Euro zone inflation slid back once again in May, piling yet more pressure on the European Central Bank (ECB) to act and ward off the risk of deflation.
Consumer prices rose by 0.5 percent year-on-year in May, according to official statistics released by Eurostat Tuesday. This marked a fall from April's 0.7 percent, and was below the 0.7 percent expected by analysts polled by Reuters.
Inflation of 0.5 percent was also recorded in March; before this, it was last at this level in November 2009.
The figure means inflation is still significantly below the ECB's target of close to 2 percent, and will lead to increased calls for the ECB to act in an effort to boost the region's economy when its Governing Council meets this Thursday.
Fears that the 18-country currency bloc was sliding towards deflation were ignited when inflation fell to a 47-month low of 0.7 percent in October and the central bank cut interest rates to a record low of 0.25 percent in response.
Since then, price growth has continued to disappoint, and ECB President Mario Draghi is widely expected to unveil stimulus measures this week as a result.
"The ECB hardly needs any more reason to deliver a major package of stimulative measures at its June policy meeting on Thursday to counter the risk of prolonged very low inflation turning into deflation," Howard Archer, chief European economist at IHS Global Insight, said in a note.
"But if the ECB was at all unsure of the need for strong action then the dip in euro zone consumer price inflation to just 0.5 percent in May surely gave the Governing Council a final shove towards cutting interest rates and also announcing liquidity measures."
Economists are split over what form ECB stimulus will take, however. Many are expecting a rate cut to both the refinancing rate and the deposit rate - which would take the latter into negative territory - and some additional liquidity measures.
Jennifer McKeown, senior European economist at Capital Economics, however, argued that some form of a bond-buying, or quantitative easing (QE), programwould ultimately be needed.
"While the ECB looks set to cut interest rates and announce some lending incentives after its meeting this Thursday, we think that it will ultimately need to implement a large scale quantitative easing program to counter the growing risk of deflation," she wrote in a note.
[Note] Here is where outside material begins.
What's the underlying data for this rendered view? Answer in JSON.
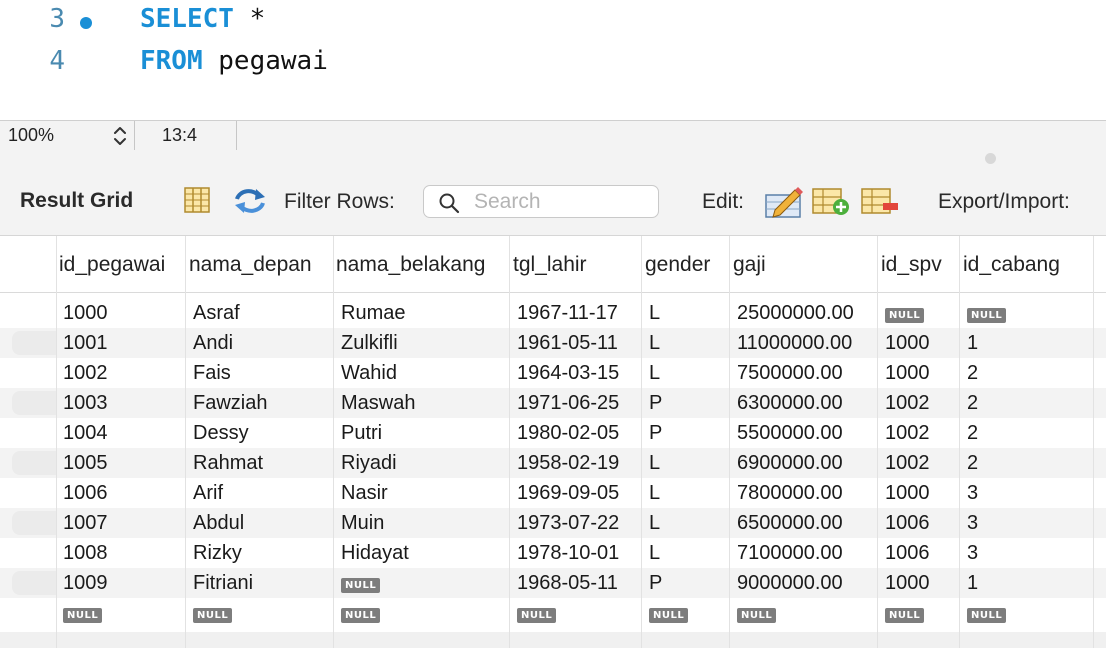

Meanwhile, separate figures published by Eurostat Tuesday revealed that unemployment in the euro zone met expectations in April. Joblessness fell to 11.7 percent in April from 11.8 percent in March, although McKeown said this rate remained "worryingly high".
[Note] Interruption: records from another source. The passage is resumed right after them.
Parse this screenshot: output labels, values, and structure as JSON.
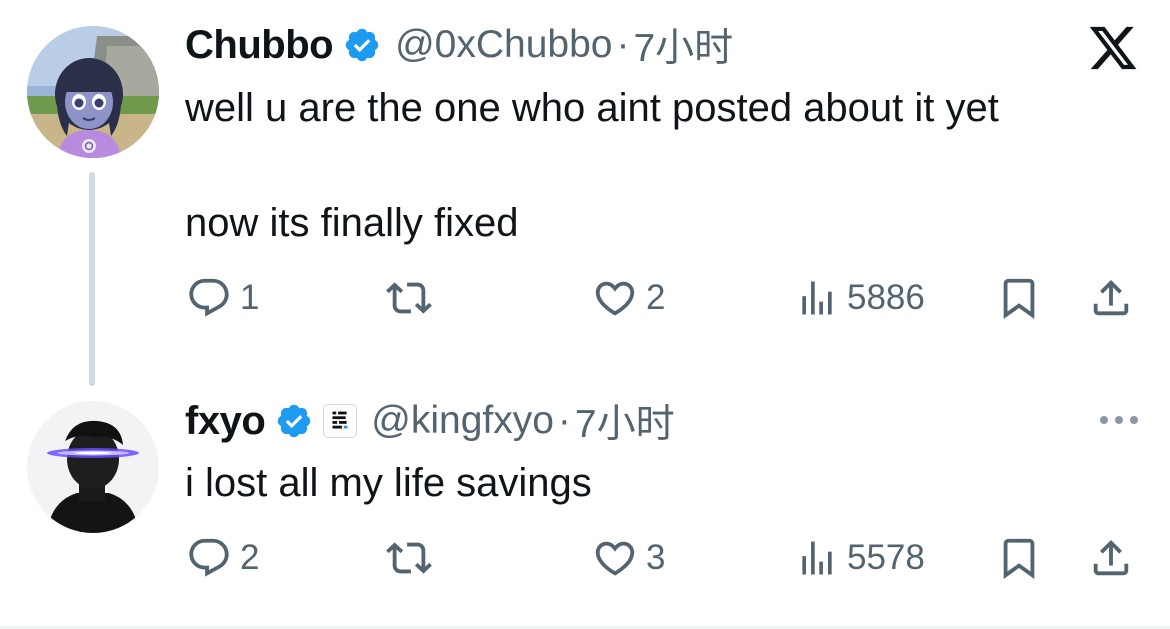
{
  "theme": {
    "accent": "#1d9bf0",
    "text_primary": "#0f1419",
    "text_secondary": "#536471",
    "thread_line": "#cfd9de"
  },
  "tweets": [
    {
      "name": "Chubbo",
      "handle": "@0xChubbo",
      "separator": "·",
      "time": "7小时",
      "verified": true,
      "lines": [
        "well u are the one who aint posted about it yet",
        "now its finally fixed"
      ],
      "reply_count": "1",
      "retweet_count": "",
      "like_count": "2",
      "view_count": "5886",
      "icons": [
        "reply-icon",
        "retweet-icon",
        "like-icon",
        "views-icon",
        "bookmark-icon",
        "share-icon"
      ]
    },
    {
      "name": "fxyo",
      "handle": "@kingfxyo",
      "separator": "·",
      "time": "7小时",
      "verified": true,
      "lines": [
        "i lost all my life savings"
      ],
      "reply_count": "2",
      "retweet_count": "",
      "like_count": "3",
      "view_count": "5578",
      "icons": [
        "reply-icon",
        "retweet-icon",
        "like-icon",
        "views-icon",
        "bookmark-icon",
        "share-icon"
      ]
    }
  ],
  "header_icons": [
    "x-logo-icon",
    "more-options-icon"
  ]
}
Austria and Germany had the lowest unemployment rates, at 4.9 percent and 5.2 percent respectively, while Greece and Spain's remained the highest, at 26.5 percent and 25.1 percent.
Jobless among those under the age of 25 remained high, at 23.5 percent in the euro zone in April. Greece and Spain also had the highest youth unemployment rates, at 56.9 percent and 53.5 percent respectively.